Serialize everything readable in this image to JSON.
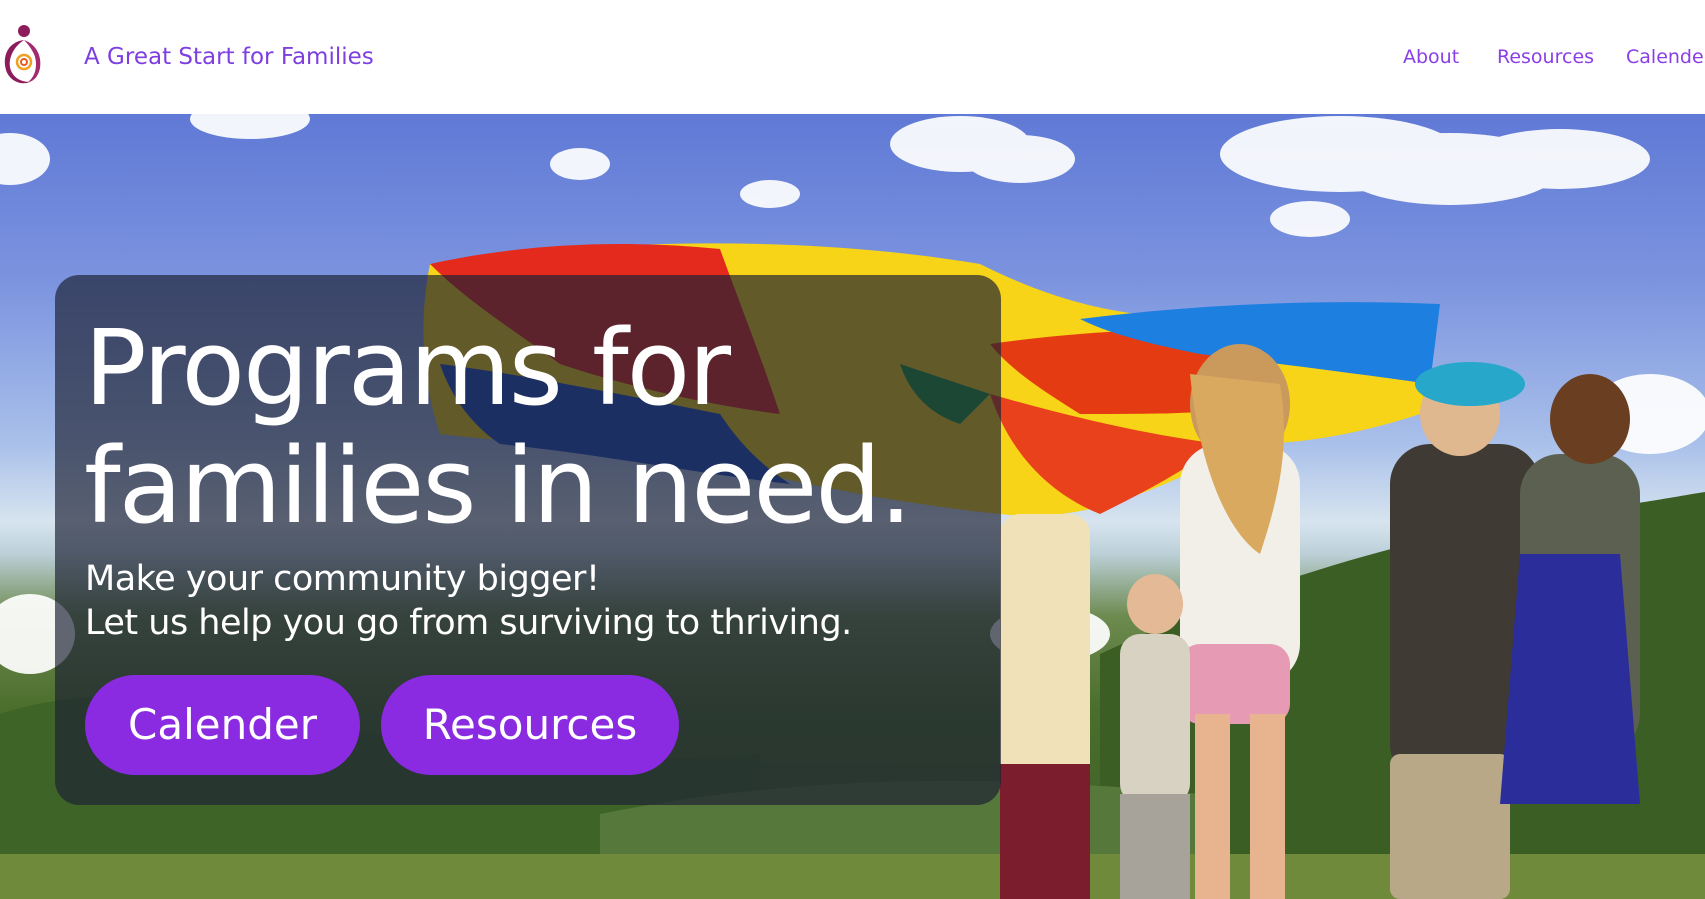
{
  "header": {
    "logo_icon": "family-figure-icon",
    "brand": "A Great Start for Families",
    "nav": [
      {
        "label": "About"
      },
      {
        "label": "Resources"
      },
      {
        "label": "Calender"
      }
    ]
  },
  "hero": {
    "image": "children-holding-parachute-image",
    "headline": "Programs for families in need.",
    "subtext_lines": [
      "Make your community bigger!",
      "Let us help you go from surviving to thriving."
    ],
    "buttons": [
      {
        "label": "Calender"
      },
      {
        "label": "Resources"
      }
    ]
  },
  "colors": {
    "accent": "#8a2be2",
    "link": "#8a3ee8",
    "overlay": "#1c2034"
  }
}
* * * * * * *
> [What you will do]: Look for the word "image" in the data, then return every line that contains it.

> [Task response]:
Serialize everything readable in this image to JSON.
    "image": "children-holding-parachute-image",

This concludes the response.